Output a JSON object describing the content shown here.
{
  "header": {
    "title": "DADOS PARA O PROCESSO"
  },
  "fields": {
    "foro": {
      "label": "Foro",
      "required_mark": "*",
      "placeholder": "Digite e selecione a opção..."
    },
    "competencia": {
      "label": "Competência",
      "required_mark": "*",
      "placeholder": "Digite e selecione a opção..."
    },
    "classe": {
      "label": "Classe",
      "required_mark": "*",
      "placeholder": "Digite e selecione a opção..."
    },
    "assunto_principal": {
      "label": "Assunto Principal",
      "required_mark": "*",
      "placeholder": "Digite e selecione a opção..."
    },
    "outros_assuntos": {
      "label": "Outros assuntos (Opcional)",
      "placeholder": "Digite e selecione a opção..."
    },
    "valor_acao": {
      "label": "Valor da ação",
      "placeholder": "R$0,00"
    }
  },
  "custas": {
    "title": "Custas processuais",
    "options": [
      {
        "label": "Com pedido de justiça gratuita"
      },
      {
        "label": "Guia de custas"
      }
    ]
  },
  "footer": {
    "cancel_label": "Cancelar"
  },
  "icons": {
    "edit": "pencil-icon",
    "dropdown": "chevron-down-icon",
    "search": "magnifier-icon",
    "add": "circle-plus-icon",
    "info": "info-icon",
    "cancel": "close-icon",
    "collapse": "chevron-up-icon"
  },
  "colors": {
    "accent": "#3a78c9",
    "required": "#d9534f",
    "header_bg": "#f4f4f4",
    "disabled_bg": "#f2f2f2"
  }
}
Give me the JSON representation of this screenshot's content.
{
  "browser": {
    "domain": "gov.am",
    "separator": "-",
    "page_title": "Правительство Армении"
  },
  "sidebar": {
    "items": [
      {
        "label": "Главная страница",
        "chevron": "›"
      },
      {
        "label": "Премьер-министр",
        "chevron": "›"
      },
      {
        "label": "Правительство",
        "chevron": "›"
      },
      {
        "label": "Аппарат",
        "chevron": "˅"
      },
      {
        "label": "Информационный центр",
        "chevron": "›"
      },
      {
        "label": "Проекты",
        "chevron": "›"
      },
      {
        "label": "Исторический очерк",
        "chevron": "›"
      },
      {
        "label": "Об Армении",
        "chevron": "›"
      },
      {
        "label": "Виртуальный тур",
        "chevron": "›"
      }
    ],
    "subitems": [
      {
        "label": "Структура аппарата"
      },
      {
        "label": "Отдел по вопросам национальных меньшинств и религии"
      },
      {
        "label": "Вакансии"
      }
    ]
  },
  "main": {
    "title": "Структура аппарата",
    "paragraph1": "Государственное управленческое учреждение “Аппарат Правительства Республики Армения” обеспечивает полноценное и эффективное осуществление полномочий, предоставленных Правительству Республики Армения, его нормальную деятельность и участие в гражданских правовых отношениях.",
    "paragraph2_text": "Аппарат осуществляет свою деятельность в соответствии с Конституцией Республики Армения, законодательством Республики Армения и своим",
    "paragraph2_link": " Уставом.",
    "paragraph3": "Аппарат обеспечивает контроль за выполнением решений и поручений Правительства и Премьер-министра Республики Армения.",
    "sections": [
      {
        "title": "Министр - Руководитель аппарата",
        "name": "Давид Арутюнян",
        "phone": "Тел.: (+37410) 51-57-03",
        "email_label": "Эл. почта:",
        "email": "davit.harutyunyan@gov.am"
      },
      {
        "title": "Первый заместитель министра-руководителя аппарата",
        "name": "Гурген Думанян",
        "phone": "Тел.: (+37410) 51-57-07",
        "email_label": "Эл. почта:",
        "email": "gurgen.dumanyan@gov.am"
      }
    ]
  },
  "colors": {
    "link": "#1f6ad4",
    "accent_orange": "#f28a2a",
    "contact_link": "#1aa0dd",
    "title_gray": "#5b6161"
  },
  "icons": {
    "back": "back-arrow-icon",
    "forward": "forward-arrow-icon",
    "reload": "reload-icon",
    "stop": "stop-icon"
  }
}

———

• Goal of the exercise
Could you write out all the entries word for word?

• Worked solution
Output a JSON object describing the content shown here.
{
  "header": {
    "title": "DADOS PARA O PROCESSO"
  },
  "fields": {
    "foro": {
      "label": "Foro",
      "required_mark": "*",
      "placeholder": "Digite e selecione a opção..."
    },
    "competencia": {
      "label": "Competência",
      "required_mark": "*",
      "placeholder": "Digite e selecione a opção..."
    },
    "classe": {
      "label": "Classe",
      "required_mark": "*",
      "placeholder": "Digite e selecione a opção..."
    },
    "assunto_principal": {
      "label": "Assunto Principal",
      "required_mark": "*",
      "placeholder": "Digite e selecione a opção..."
    },
    "outros_assuntos": {
      "label": "Outros assuntos (Opcional)",
      "placeholder": "Digite e selecione a opção..."
    },
    "valor_acao": {
      "label": "Valor da ação",
      "placeholder": "R$0,00"
    }
  },
  "custas": {
    "title": "Custas processuais",
    "options": [
      {
        "label": "Com pedido de justiça gratuita"
      },
      {
        "label": "Guia de custas"
      }
    ]
  },
  "footer": {
    "cancel_label": "Cancelar"
  },
  "icons": {
    "edit": "pencil-icon",
    "dropdown": "chevron-down-icon",
    "search": "magnifier-icon",
    "add": "circle-plus-icon",
    "info": "info-icon",
    "cancel": "close-icon",
    "collapse": "chevron-up-icon"
  },
  "colors": {
    "accent": "#3a78c9",
    "required": "#d9534f",
    "header_bg": "#f4f4f4",
    "disabled_bg": "#f2f2f2"
  }
}
Give me the JSON representation of this screenshot's content.
{
  "browser": {
    "domain": "gov.am",
    "separator": "-",
    "page_title": "Правительство Армении"
  },
  "sidebar": {
    "items": [
      {
        "label": "Главная страница",
        "chevron": "›"
      },
      {
        "label": "Премьер-министр",
        "chevron": "›"
      },
      {
        "label": "Правительство",
        "chevron": "›"
      },
      {
        "label": "Аппарат",
        "chevron": "˅"
      },
      {
        "label": "Информационный центр",
        "chevron": "›"
      },
      {
        "label": "Проекты",
        "chevron": "›"
      },
      {
        "label": "Исторический очерк",
        "chevron": "›"
      },
      {
        "label": "Об Армении",
        "chevron": "›"
      },
      {
        "label": "Виртуальный тур",
        "chevron": "›"
      }
    ],
    "subitems": [
      {
        "label": "Структура аппарата"
      },
      {
        "label": "Отдел по вопросам национальных меньшинств и религии"
      },
      {
        "label": "Вакансии"
      }
    ]
  },
  "main": {
    "title": "Структура аппарата",
    "paragraph1": "Государственное управленческое учреждение “Аппарат Правительства Республики Армения” обеспечивает полноценное и эффективное осуществление полномочий, предоставленных Правительству Республики Армения, его нормальную деятельность и участие в гражданских правовых отношениях.",
    "paragraph2_text": "Аппарат осуществляет свою деятельность в соответствии с Конституцией Республики Армения, законодательством Республики Армения и своим",
    "paragraph2_link": " Уставом.",
    "paragraph3": "Аппарат обеспечивает контроль за выполнением решений и поручений Правительства и Премьер-министра Республики Армения.",
    "sections": [
      {
        "title": "Министр - Руководитель аппарата",
        "name": "Давид Арутюнян",
        "phone": "Тел.: (+37410) 51-57-03",
        "email_label": "Эл. почта:",
        "email": "davit.harutyunyan@gov.am"
      },
      {
        "title": "Первый заместитель министра-руководителя аппарата",
        "name": "Гурген Думанян",
        "phone": "Тел.: (+37410) 51-57-07",
        "email_label": "Эл. почта:",
        "email": "gurgen.dumanyan@gov.am"
      }
    ]
  },
  "colors": {
    "link": "#1f6ad4",
    "accent_orange": "#f28a2a",
    "contact_link": "#1aa0dd",
    "title_gray": "#5b6161"
  },
  "icons": {
    "back": "back-arrow-icon",
    "forward": "forward-arrow-icon",
    "reload": "reload-icon",
    "stop": "stop-icon"
  }
}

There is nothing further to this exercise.